Finder makes money from featured partners, but editorial opinions are our own.

How to avoid getting ripped off by under-regulated industries


Pet groomers and debt management companies don't appear to have much in common, but up until recently they were dangerously similar in 1 regard: regulation.

Dog groomers and debt management companies have both suffered from a lack of regulation. And we know a lack of regulation leaves consumers exposed and unprotected in the event that things don't go to plan.

Typically the hallmark of a well-regulated industry is the need for a licence of some sort. So if you look for nothing else when evaluating a company of any description, then researching licence requirements is a great use of time.

In the financial services industry, any business that sells, advises or deals in financial products needs an Australian financial services licence (AFSL) from the regulator, ASIC. This isn't an endorsement, but it does signal that the business has committed to meeting basic standards such as training, compliance, insurance and dispute resolution on an ongoing basis. The ASIC Connect Professional Registers tells you if the company or person holds an AFS licence.

But not all financial services businesses have the same licensing requirements.

Financial services businesses that are involved in credit are also required to hold an Australian credit licence. This includes businesses like credit providers and those who act as an intermediary between a credit provider and a consumer. Up until 1 July this excluded the expansive category of debt management services but the tide has turned.

Debt management services are a mixed bag and include companies offering credit repair and debt negotiation. These are companies that help consumers apply for a change to a credit contract, apply for postponement of enforcement proceedings or help make a complaint or claim against a credit provider.

A lesser-known fact is that they also include consumer refund companies like Get My Refund – companies which seek out refunds for consumers that have been ripped off by superannuation funds, banks, car finance and insurance companies selling junk insurance and products that just aren't fit for purpose.

A new era for regulation

From 1 July all companies in the debt management category must now hold an Australian credit licence and commit to meeting ongoing compliance obligations. They must also become members of the Australian Financial Complaints Authority (AFCA). This is the ombudsman where consumers can make complaints against providers.

For businesses like Get My Refund, this means very little change. We have long been self-regulated and a member of the AFCA, working closely with the AFCA to successfully negotiate refunds of $3.2 million in premiums and rip-off charges for over 1,000 clients.

The requirement for our competitors to regulate is good news for our industry as we want consumers to trust that refund companies are acting in their best interests. We want them to know they have adequate protection and an avenue for complaint if they are not happy. It only takes a few bad experiences to tarnish a whole industry.

This increased regulation of the consumer refund industry is important as it is growing exponentially and following the UK where billions have been paid out in refunds for shoddy financial products like consumer credit insurance (CCI), extended warranty insurance, gap insurance and tyre and rim insurance.

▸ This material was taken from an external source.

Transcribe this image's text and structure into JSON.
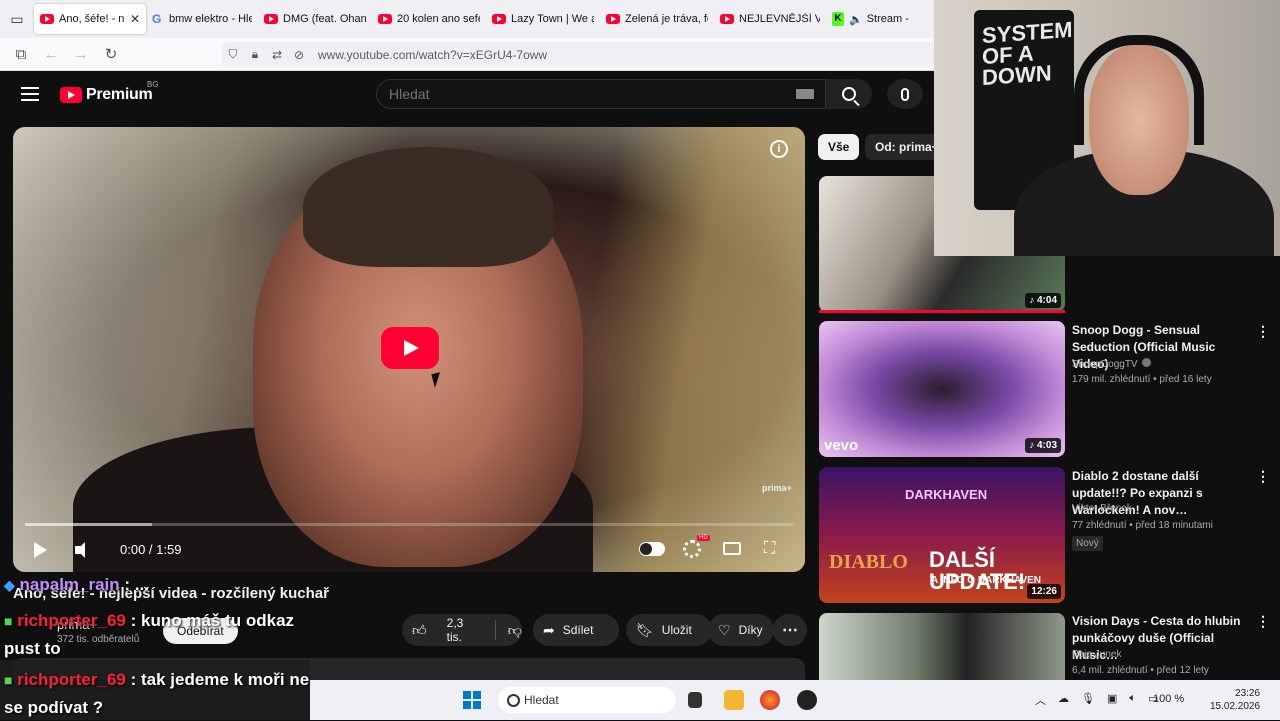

Most people don't know they are even due refunds.

For anyone who is wondering whether they are due a refund, there are a number of considerations to ensure you get the best outcome and the maximum refund from your refund company.

  1. Make sure a company is regulated and holds an Australian credit licence by searching on the ASIC website here.
  2. You can also check if they are a member of the AFCA here.
  3. Find out exactly what service you will receive. Some companies like Get My Refund will search for all possible refunds you may have owing, others require you to have all the details to hand.
  4. Understand the costs of the service versus the likely return and refund. It's sometimes best to have a smaller slice of a larger pie!

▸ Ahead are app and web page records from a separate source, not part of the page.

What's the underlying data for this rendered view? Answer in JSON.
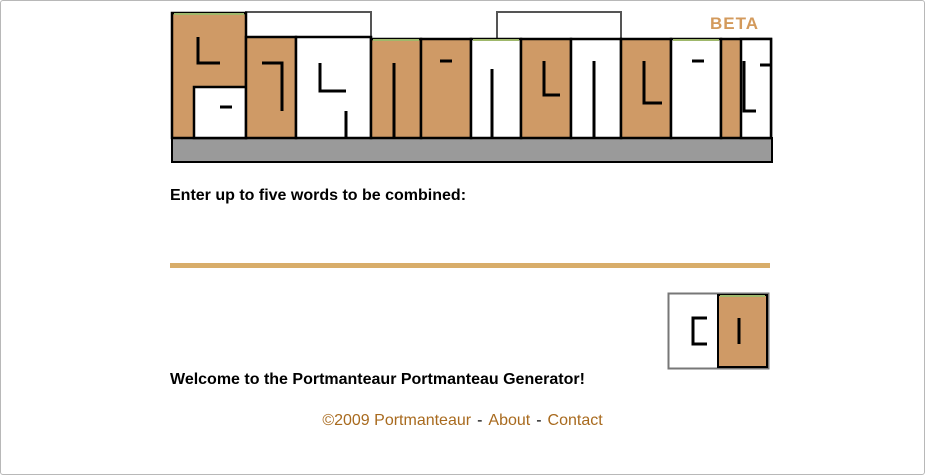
{
  "logo": {
    "alt_text": "PORTMANTEAUR",
    "badge": "BETA"
  },
  "form": {
    "prompt": "Enter up to five words to be combined:",
    "input_value": "",
    "input_placeholder": "",
    "go_button_alt": "GO"
  },
  "welcome": "Welcome to the Portmanteaur Portmanteau Generator!",
  "footer": {
    "copyright": "©2009 Portmanteaur",
    "separator": "-",
    "about": "About",
    "contact": "Contact"
  },
  "colors": {
    "brand_tan": "#cf9a66",
    "input_underline": "#d8ad6a",
    "link": "#a86a1e",
    "shadow_gray": "#9a9a9a",
    "tile_border": "#000000"
  }
}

While the risk of a bad "doggy do" from unregulated groomers remains very paw-sible (sorry) beyond 1 July, the new regulation we face is great news for our industry and the millions of Australians who are due refunds.

It is important to remember that regulation is almost always in the best interest of consumers and has been put there for their protection. It is indeed one of man's best friends.

Carly Woods, Founder and CEO of Get My Refund talks about how consumers can avoid getting ripped off, and the new regulation that will help protect consumers in the booming area of consumer refunds.

Disclaimer: The views and opinions expressed in this article (which may be subject to change without notice) are solely those of the author and do not necessarily reflect those of Finder and its employees. The information contained in this article is not intended to be and does not constitute financial advice, investment advice, trading advice or any other advice or recommendation of any sort. Neither the author nor Finder has taken into account your personal circumstances. You should seek professional advice before making any further decisions based on this information.

Read more Finder X columns

Ask a Question

You are about to post a question on

  • Do not enter personal information (eg. surname, phone number, bank details) as your question will be made public
  • is a financial comparison and information service, not a bank or product provider
  • We cannot provide you with personal advice or recommendations
  • Your answer might already be waiting – check previous questions below to see if yours has already been asked

Finder only provides general advice and factual information, so consider your own circumstances, or seek advice before you decide to act on our content. By submitting a question, you're accepting our Terms Of Service and Finder Group Privacy & Cookies Policy.

This site is protected by reCAPTCHA and the Google Privacy Policy and Terms of Service apply.
Go to site